(Component data from apps and pages)
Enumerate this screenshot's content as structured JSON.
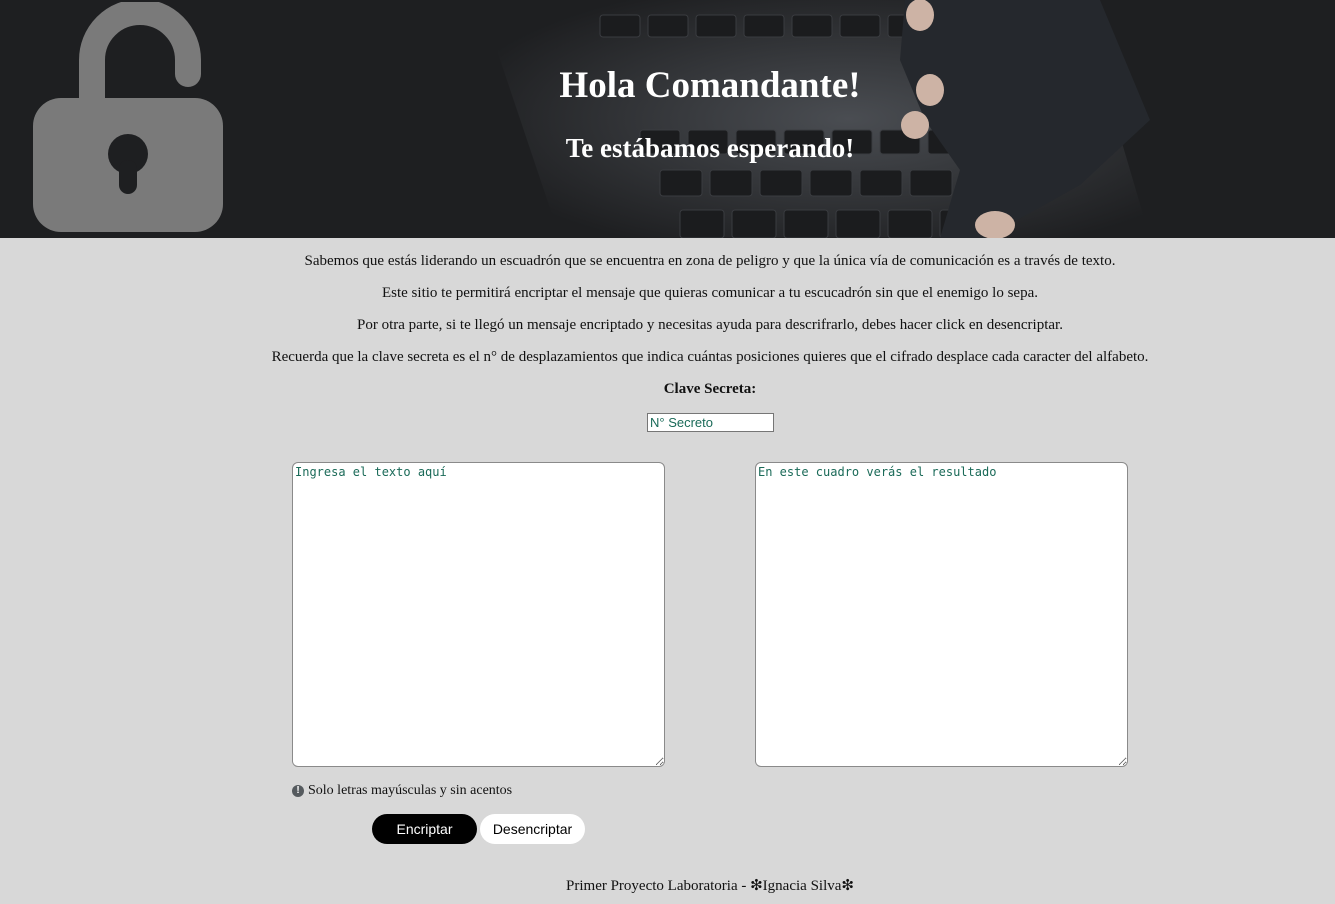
{
  "hero": {
    "title": "Hola Comandante!",
    "subtitle": "Te estábamos esperando!",
    "icon": "unlocked-padlock-icon"
  },
  "intro": {
    "line1": "Sabemos que estás liderando un escuadrón que se encuentra en zona de peligro y que la única vía de comunicación es a través de texto.",
    "line2": "Este sitio te permitirá encriptar el mensaje que quieras comunicar a tu escucadrón sin que el enemigo lo sepa.",
    "line3": "Por otra parte, si te llegó un mensaje encriptado y necesitas ayuda para descrifrarlo, debes hacer click en desencriptar.",
    "line4": "Recuerda que la clave secreta es el n° de desplazamientos que indica cuántas posiciones quieres que el cifrado desplace cada caracter del alfabeto."
  },
  "key": {
    "label": "Clave Secreta:",
    "placeholder": "N° Secreto",
    "value": ""
  },
  "input_text": {
    "placeholder": "Ingresa el texto aquí",
    "value": ""
  },
  "output_text": {
    "placeholder": "En este cuadro verás el resultado",
    "value": ""
  },
  "warning": {
    "icon": "exclamation-circle-icon",
    "text": "Solo letras mayúsculas y sin acentos"
  },
  "buttons": {
    "encrypt": "Encriptar",
    "decrypt": "Desencriptar"
  },
  "footer": {
    "text": "Primer Proyecto Laboratoria - ❇Ignacia Silva❇"
  },
  "colors": {
    "page_bg": "#d8d8d8",
    "hero_bg": "#1e1f21",
    "placeholder_text": "#1a6a58",
    "encrypt_bg": "#000000",
    "decrypt_bg": "#ffffff"
  }
}
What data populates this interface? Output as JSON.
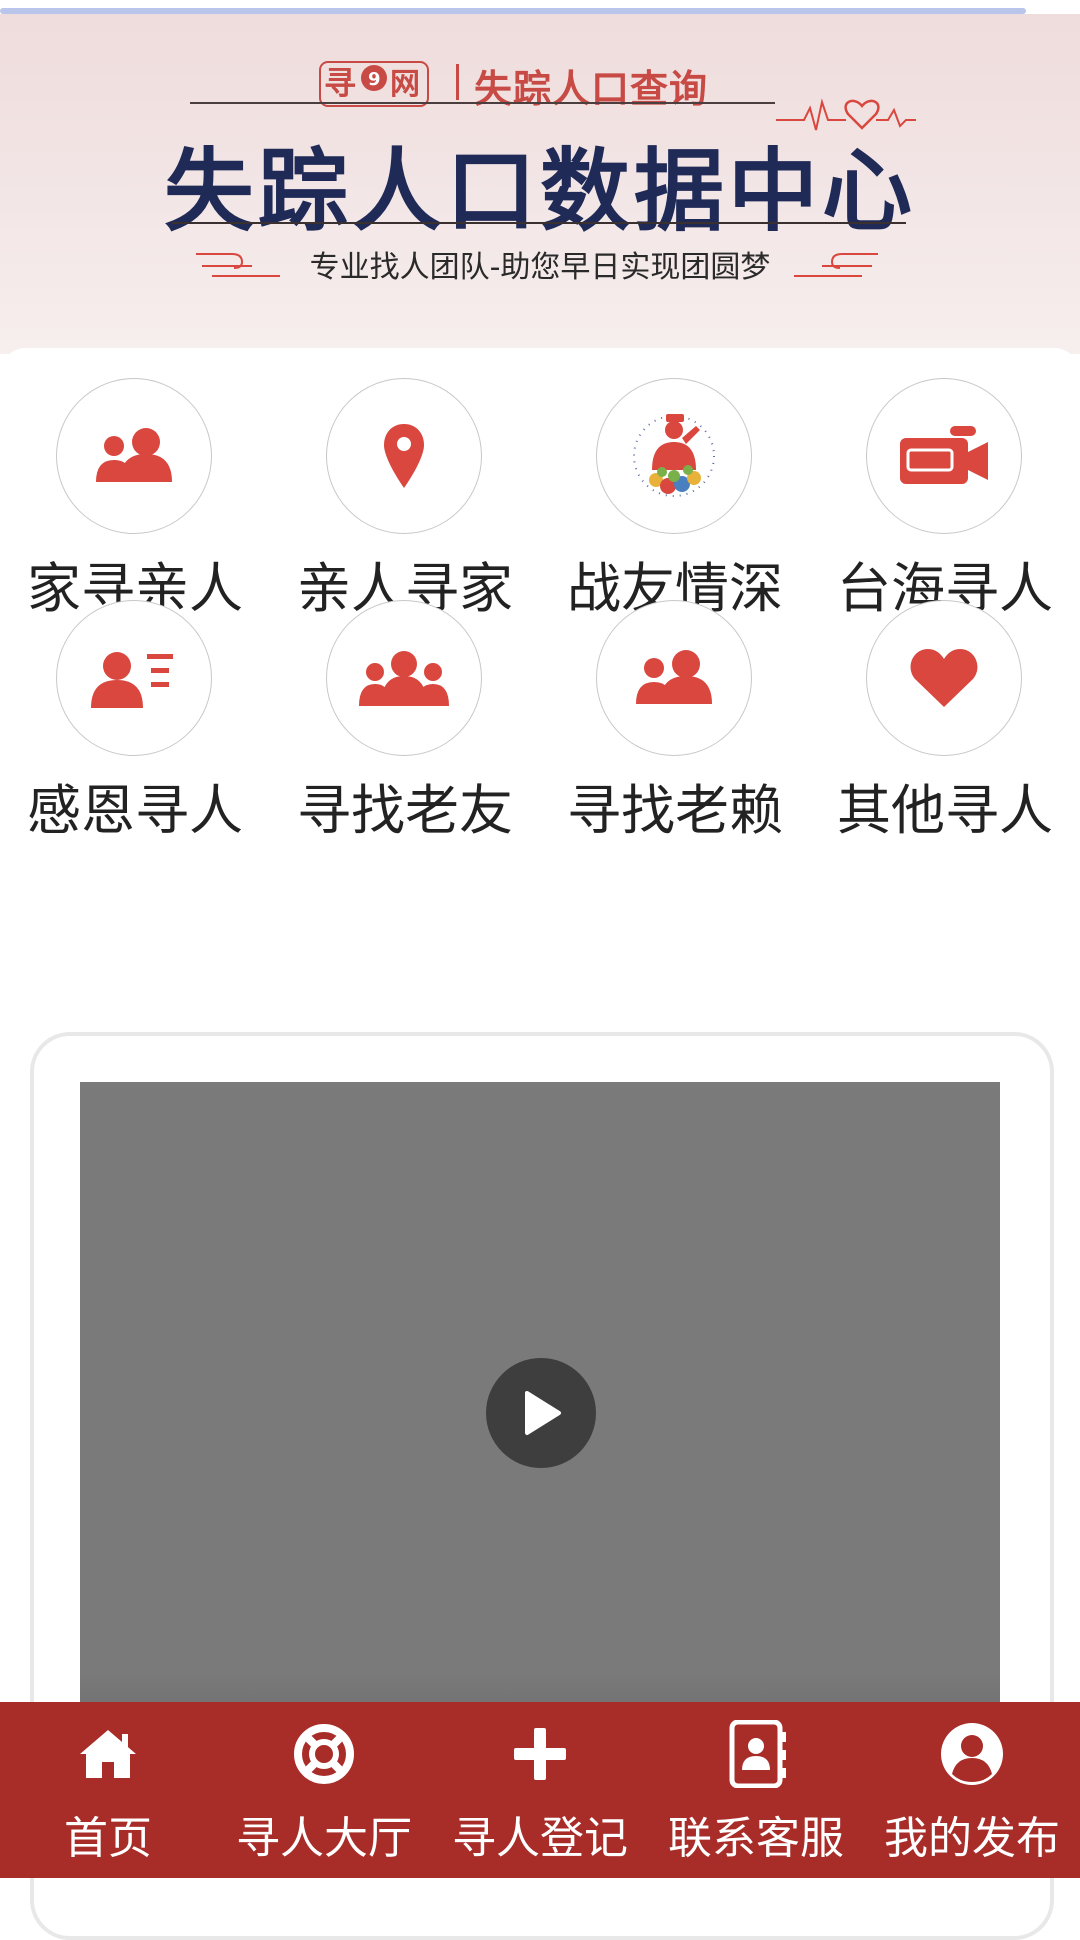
{
  "page_load": {
    "progress": 0.95,
    "color": "#b9c5ea"
  },
  "banner": {
    "logo_text": "寻亲网",
    "subtitle": "失踪人口查询",
    "title": "失踪人口数据中心",
    "tagline": "专业找人团队-助您早日实现团圆梦",
    "colors": {
      "accent": "#c74a44",
      "title": "#1f2a57",
      "background": "#efdcdc"
    }
  },
  "categories": [
    {
      "label": "家寻亲人",
      "icon": "two-people-icon"
    },
    {
      "label": "亲人寻家",
      "icon": "location-pin-icon"
    },
    {
      "label": "战友情深",
      "icon": "saluting-soldier-icon"
    },
    {
      "label": "台海寻人",
      "icon": "video-camera-icon"
    },
    {
      "label": "感恩寻人",
      "icon": "contact-card-icon"
    },
    {
      "label": "寻找老友",
      "icon": "group-icon"
    },
    {
      "label": "寻找老赖",
      "icon": "two-people-icon"
    },
    {
      "label": "其他寻人",
      "icon": "heart-icon"
    }
  ],
  "category_icon_color": "#d9473f",
  "video": {
    "play_icon": "play-icon",
    "background": "#7a7a7a"
  },
  "bottom_nav": {
    "background": "#a82c28",
    "items": [
      {
        "label": "首页",
        "icon": "home-icon"
      },
      {
        "label": "寻人大厅",
        "icon": "lifebuoy-icon"
      },
      {
        "label": "寻人登记",
        "icon": "plus-icon"
      },
      {
        "label": "联系客服",
        "icon": "contact-book-icon"
      },
      {
        "label": "我的发布",
        "icon": "user-circle-icon"
      }
    ]
  }
}
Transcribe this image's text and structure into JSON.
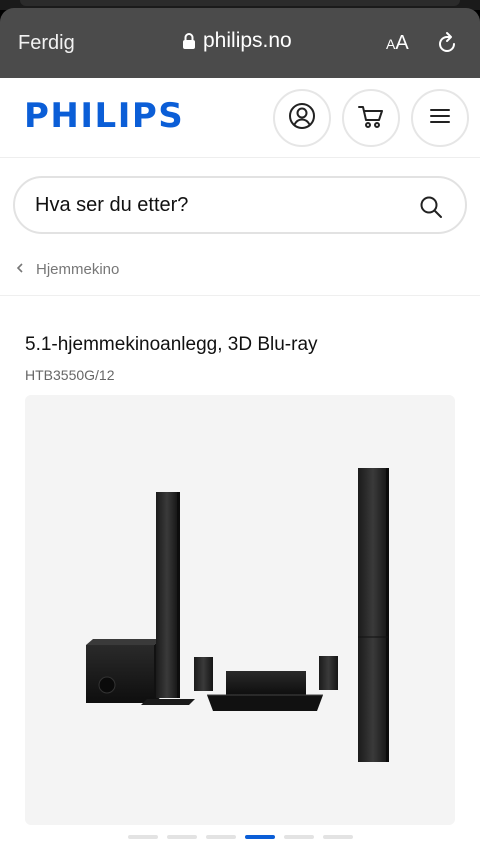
{
  "browser": {
    "done_label": "Ferdig",
    "url": "philips.no",
    "text_size_small": "A",
    "text_size_big": "A"
  },
  "header": {
    "logo": "PHILIPS",
    "accent_color": "#0b5ed7"
  },
  "icons": {
    "account": "account-icon",
    "cart": "cart-icon",
    "menu": "hamburger-menu-icon",
    "search": "search-icon",
    "reload": "reload-icon",
    "lock": "lock-icon",
    "back": "chevron-left-icon"
  },
  "search": {
    "placeholder": "Hva ser du etter?"
  },
  "breadcrumb": {
    "label": "Hjemmekino"
  },
  "product": {
    "title": "5.1-hjemmekinoanlegg, 3D Blu-ray",
    "sku": "HTB3550G/12"
  },
  "gallery": {
    "slide_count": 6,
    "active_index": 3
  }
}
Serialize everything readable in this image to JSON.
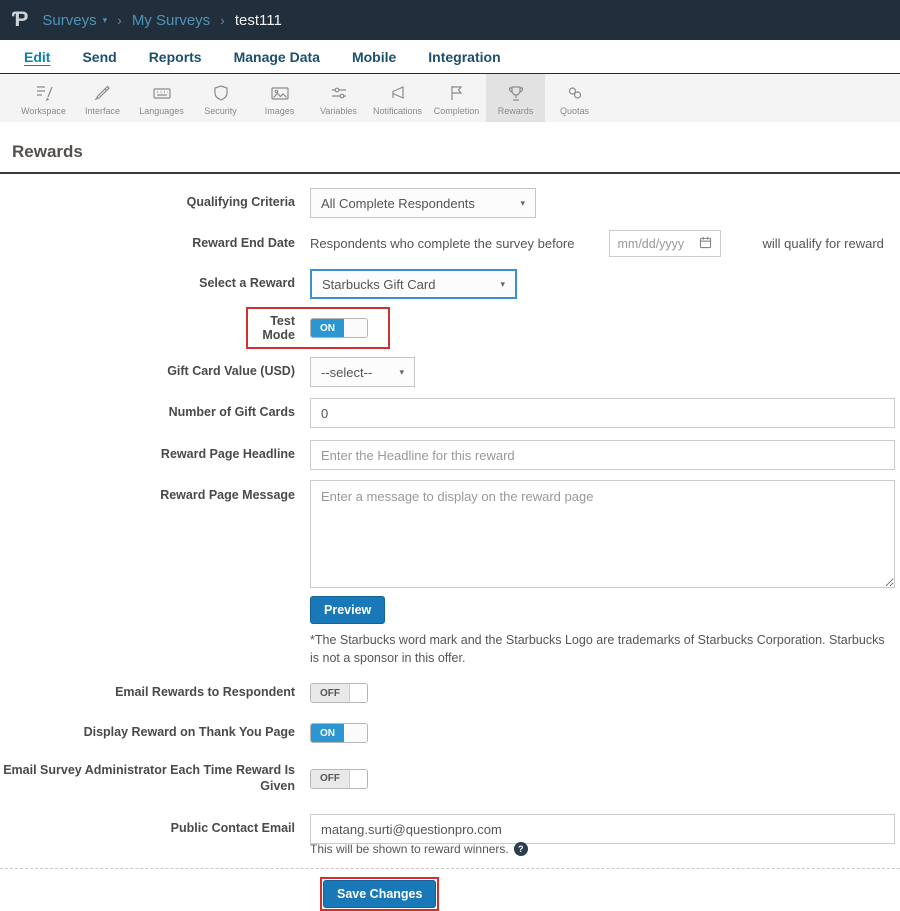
{
  "colors": {
    "topbar_bg": "#212f3c",
    "accent_blue": "#1878b8",
    "toggle_on_blue": "#2b96d1",
    "highlight_red": "#d32f2f"
  },
  "topbar": {
    "logo_text": "Ƥ",
    "breadcrumb": {
      "surveys": "Surveys",
      "my_surveys": "My Surveys",
      "current": "test111"
    }
  },
  "menu": {
    "items": [
      {
        "label": "Edit"
      },
      {
        "label": "Send"
      },
      {
        "label": "Reports"
      },
      {
        "label": "Manage Data"
      },
      {
        "label": "Mobile"
      },
      {
        "label": "Integration"
      }
    ]
  },
  "toolbar": {
    "items": [
      {
        "label": "Workspace"
      },
      {
        "label": "Interface"
      },
      {
        "label": "Languages"
      },
      {
        "label": "Security"
      },
      {
        "label": "Images"
      },
      {
        "label": "Variables"
      },
      {
        "label": "Notifications"
      },
      {
        "label": "Completion"
      },
      {
        "label": "Rewards"
      },
      {
        "label": "Quotas"
      }
    ]
  },
  "page": {
    "title": "Rewards"
  },
  "form": {
    "qualifying_criteria": {
      "label": "Qualifying Criteria",
      "value": "All Complete Respondents"
    },
    "reward_end_date": {
      "label": "Reward End Date",
      "before_text": "Respondents who complete the survey before",
      "placeholder": "mm/dd/yyyy",
      "after_text": "will qualify for reward"
    },
    "select_reward": {
      "label": "Select a Reward",
      "value": "Starbucks Gift Card"
    },
    "test_mode": {
      "label": "Test Mode",
      "state": "ON"
    },
    "gift_card_value": {
      "label": "Gift Card Value (USD)",
      "value": "--select--"
    },
    "num_gift_cards": {
      "label": "Number of Gift Cards",
      "value": "0"
    },
    "headline": {
      "label": "Reward Page Headline",
      "placeholder": "Enter the Headline for this reward"
    },
    "message": {
      "label": "Reward Page Message",
      "placeholder": "Enter a message to display on the reward page"
    },
    "preview_button": "Preview",
    "disclaimer": "*The Starbucks word mark and the Starbucks Logo are trademarks of Starbucks Corporation. Starbucks is not a sponsor in this offer.",
    "email_rewards": {
      "label": "Email Rewards to Respondent",
      "state": "OFF"
    },
    "display_reward": {
      "label": "Display Reward on Thank You Page",
      "state": "ON"
    },
    "email_admin": {
      "label": "Email Survey Administrator Each Time Reward Is Given",
      "state": "OFF"
    },
    "public_email": {
      "label": "Public Contact Email",
      "value": "matang.surti@questionpro.com",
      "helper": "This will be shown to reward winners."
    },
    "save_button": "Save Changes"
  }
}
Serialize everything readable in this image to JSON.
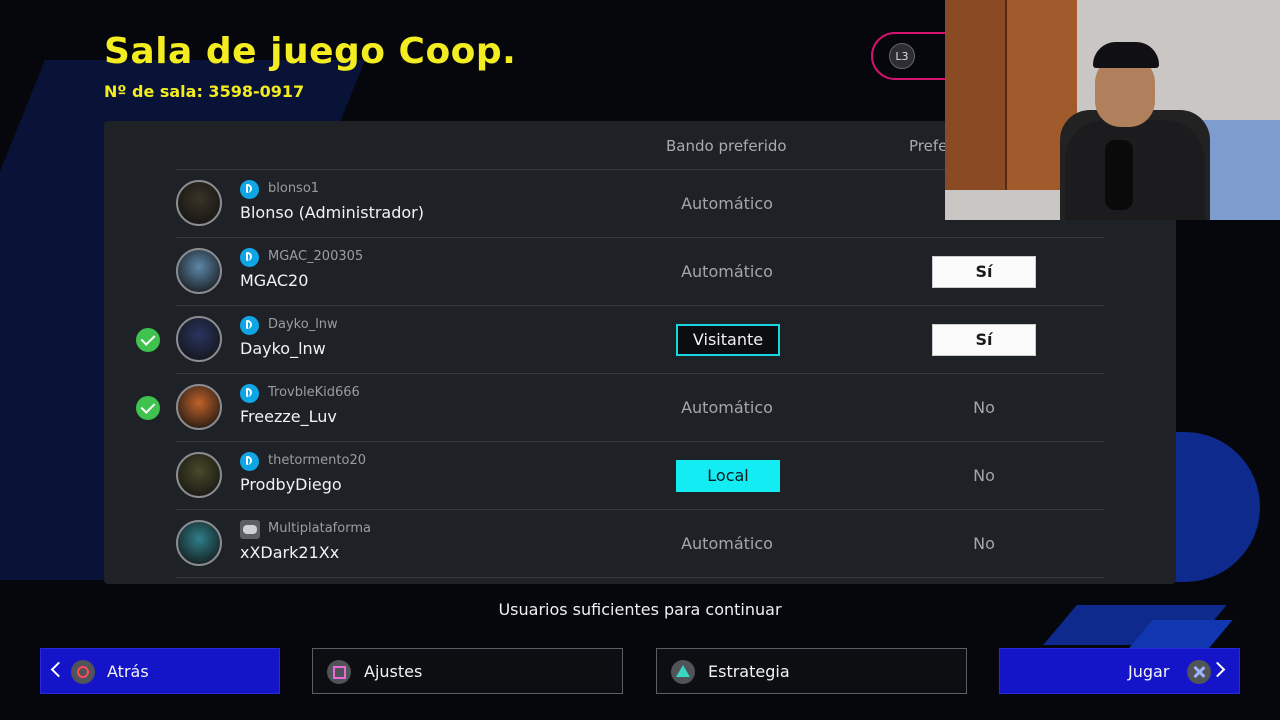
{
  "title": "Sala de juego Coop.",
  "room_number": "Nº de sala: 3598-0917",
  "l3_label": "L3",
  "columns": {
    "bando": "Bando preferido",
    "pref": "Prefe"
  },
  "players": [
    {
      "online_id": "blonso1",
      "name": "Blonso (Administrador)",
      "ready": false,
      "platform": "psn",
      "bando": "Automático",
      "bando_state": "text",
      "pref": "",
      "pref_state": "none",
      "avatar_color": "#3a3327"
    },
    {
      "online_id": "MGAC_200305",
      "name": "MGAC20",
      "ready": false,
      "platform": "psn",
      "bando": "Automático",
      "bando_state": "text",
      "pref": "Sí",
      "pref_state": "button",
      "avatar_color": "#5d87a8"
    },
    {
      "online_id": "Dayko_lnw",
      "name": "Dayko_lnw",
      "ready": true,
      "platform": "psn",
      "bando": "Visitante",
      "bando_state": "outlined",
      "pref": "Sí",
      "pref_state": "button",
      "avatar_color": "#2a3560"
    },
    {
      "online_id": "TrovbleKid666",
      "name": "Freezze_Luv",
      "ready": true,
      "platform": "psn",
      "bando": "Automático",
      "bando_state": "text",
      "pref": "No",
      "pref_state": "text",
      "avatar_color": "#c0622a"
    },
    {
      "online_id": "thetormento20",
      "name": "ProdbyDiego",
      "ready": false,
      "platform": "psn",
      "bando": "Local",
      "bando_state": "filled",
      "pref": "No",
      "pref_state": "text",
      "avatar_color": "#4a4a2a"
    },
    {
      "online_id": "Multiplataforma",
      "name": "xXDark21Xx",
      "ready": false,
      "platform": "cross",
      "bando": "Automático",
      "bando_state": "text",
      "pref": "No",
      "pref_state": "text",
      "avatar_color": "#2f7f8a"
    }
  ],
  "status_message": "Usuarios suficientes para continuar",
  "buttons": {
    "back": "Atrás",
    "settings": "Ajustes",
    "strategy": "Estrategia",
    "play": "Jugar"
  },
  "colors": {
    "title": "#f2ec21",
    "accent_cyan": "#14ecf4",
    "button_blue": "#1414c8",
    "ready_green": "#3fc24e",
    "l3_border": "#d3146c"
  },
  "icons": {
    "ready": "checkmark-icon",
    "psn": "playstation-icon",
    "cross_platform": "gamepad-icon",
    "back": "circle-button-icon",
    "settings": "square-button-icon",
    "strategy": "triangle-button-icon",
    "play": "cross-button-icon"
  }
}
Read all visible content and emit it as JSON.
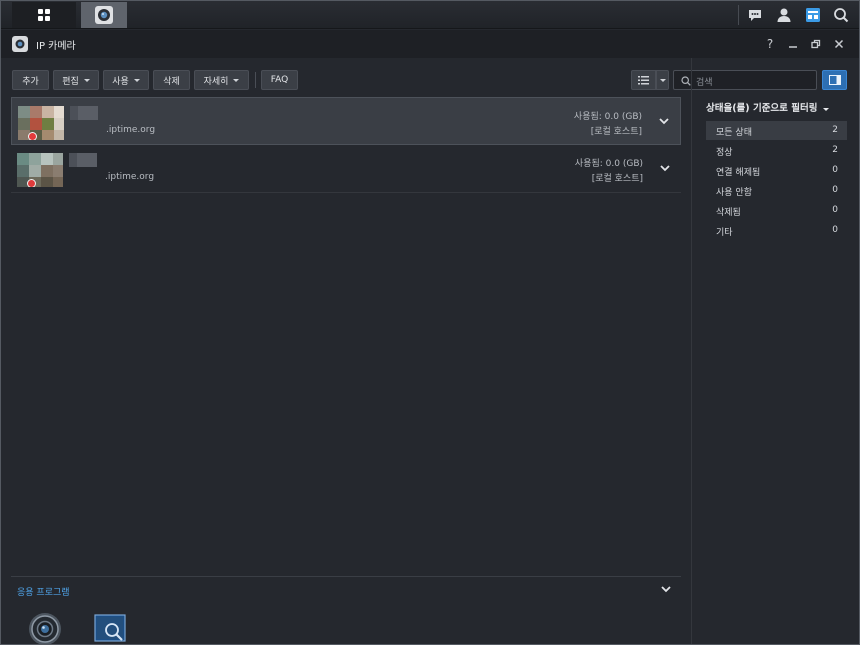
{
  "window": {
    "title": "IP 카메라"
  },
  "toolbar": {
    "add_label": "추가",
    "edit_label": "편집",
    "use_label": "사용",
    "delete_label": "삭제",
    "detail_label": "자세히",
    "faq_label": "FAQ",
    "search_placeholder": "검색"
  },
  "cameras": [
    {
      "host": ".iptime.org",
      "usage": "사용됨: 0.0 (GB)",
      "location": "[로컬 호스트]"
    },
    {
      "host": ".iptime.org",
      "usage": "사용됨: 0.0 (GB)",
      "location": "[로컬 호스트]"
    }
  ],
  "filter": {
    "title": "상태을(를) 기준으로 필터링",
    "items": [
      {
        "label": "모든 상태",
        "count": "2"
      },
      {
        "label": "정상",
        "count": "2"
      },
      {
        "label": "연결 해제됨",
        "count": "0"
      },
      {
        "label": "사용 안함",
        "count": "0"
      },
      {
        "label": "삭제됨",
        "count": "0"
      },
      {
        "label": "기타",
        "count": "0"
      }
    ]
  },
  "apps": {
    "title": "응용 프로그램"
  },
  "colors": {
    "accent": "#4fa3e8",
    "record": "#e03b3b",
    "background": "#25282e"
  }
}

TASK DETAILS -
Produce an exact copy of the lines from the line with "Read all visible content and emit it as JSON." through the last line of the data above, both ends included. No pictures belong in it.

RESPONSE TO THIS EXERCISE -
Read all visible content and emit it as JSON.
{
  "window": {
    "title": "IP 카메라"
  },
  "toolbar": {
    "add_label": "추가",
    "edit_label": "편집",
    "use_label": "사용",
    "delete_label": "삭제",
    "detail_label": "자세히",
    "faq_label": "FAQ",
    "search_placeholder": "검색"
  },
  "cameras": [
    {
      "host": ".iptime.org",
      "usage": "사용됨: 0.0 (GB)",
      "location": "[로컬 호스트]"
    },
    {
      "host": ".iptime.org",
      "usage": "사용됨: 0.0 (GB)",
      "location": "[로컬 호스트]"
    }
  ],
  "filter": {
    "title": "상태을(를) 기준으로 필터링",
    "items": [
      {
        "label": "모든 상태",
        "count": "2"
      },
      {
        "label": "정상",
        "count": "2"
      },
      {
        "label": "연결 해제됨",
        "count": "0"
      },
      {
        "label": "사용 안함",
        "count": "0"
      },
      {
        "label": "삭제됨",
        "count": "0"
      },
      {
        "label": "기타",
        "count": "0"
      }
    ]
  },
  "apps": {
    "title": "응용 프로그램"
  },
  "colors": {
    "accent": "#4fa3e8",
    "record": "#e03b3b",
    "background": "#25282e"
  }
}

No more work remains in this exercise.